*** Opening Data for this exercise ***

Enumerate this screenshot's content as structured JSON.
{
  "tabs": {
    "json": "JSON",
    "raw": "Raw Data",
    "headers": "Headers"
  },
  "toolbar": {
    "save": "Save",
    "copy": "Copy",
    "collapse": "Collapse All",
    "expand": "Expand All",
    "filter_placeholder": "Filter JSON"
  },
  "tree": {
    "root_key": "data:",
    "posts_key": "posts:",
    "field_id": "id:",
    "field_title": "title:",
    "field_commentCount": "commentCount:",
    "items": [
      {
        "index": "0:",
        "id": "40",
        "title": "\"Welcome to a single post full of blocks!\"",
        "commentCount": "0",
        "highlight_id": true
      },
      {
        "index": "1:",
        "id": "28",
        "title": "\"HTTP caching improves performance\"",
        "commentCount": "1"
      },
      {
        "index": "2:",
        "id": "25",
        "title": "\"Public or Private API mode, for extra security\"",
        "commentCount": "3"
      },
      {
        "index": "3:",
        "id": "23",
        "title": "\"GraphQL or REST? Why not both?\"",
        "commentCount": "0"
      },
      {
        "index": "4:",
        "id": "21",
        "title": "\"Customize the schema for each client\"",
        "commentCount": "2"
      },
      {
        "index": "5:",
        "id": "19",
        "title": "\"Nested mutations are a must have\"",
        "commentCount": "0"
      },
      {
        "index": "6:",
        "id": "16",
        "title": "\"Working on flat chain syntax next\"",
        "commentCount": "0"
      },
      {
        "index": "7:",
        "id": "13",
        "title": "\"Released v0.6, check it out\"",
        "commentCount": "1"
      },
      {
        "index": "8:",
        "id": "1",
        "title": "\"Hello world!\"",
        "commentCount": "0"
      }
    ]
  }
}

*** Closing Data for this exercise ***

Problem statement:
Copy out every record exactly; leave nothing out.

Task output:
Enumerate this screenshot's content as structured JSON.
{
  "tabs": {
    "json": "JSON",
    "raw": "Raw Data",
    "headers": "Headers"
  },
  "toolbar": {
    "save": "Save",
    "copy": "Copy",
    "collapse": "Collapse All",
    "expand": "Expand All",
    "filter_placeholder": "Filter JSON"
  },
  "tree": {
    "root_key": "data:",
    "posts_key": "posts:",
    "field_id": "id:",
    "field_title": "title:",
    "field_commentCount": "commentCount:",
    "items": [
      {
        "index": "0:",
        "id": "40",
        "title": "\"Welcome to a single post full of blocks!\"",
        "commentCount": "0",
        "highlight_id": true
      },
      {
        "index": "1:",
        "id": "28",
        "title": "\"HTTP caching improves performance\"",
        "commentCount": "1"
      },
      {
        "index": "2:",
        "id": "25",
        "title": "\"Public or Private API mode, for extra security\"",
        "commentCount": "3"
      },
      {
        "index": "3:",
        "id": "23",
        "title": "\"GraphQL or REST? Why not both?\"",
        "commentCount": "0"
      },
      {
        "index": "4:",
        "id": "21",
        "title": "\"Customize the schema for each client\"",
        "commentCount": "2"
      },
      {
        "index": "5:",
        "id": "19",
        "title": "\"Nested mutations are a must have\"",
        "commentCount": "0"
      },
      {
        "index": "6:",
        "id": "16",
        "title": "\"Working on flat chain syntax next\"",
        "commentCount": "0"
      },
      {
        "index": "7:",
        "id": "13",
        "title": "\"Released v0.6, check it out\"",
        "commentCount": "1"
      },
      {
        "index": "8:",
        "id": "1",
        "title": "\"Hello world!\"",
        "commentCount": "0"
      }
    ]
  }
}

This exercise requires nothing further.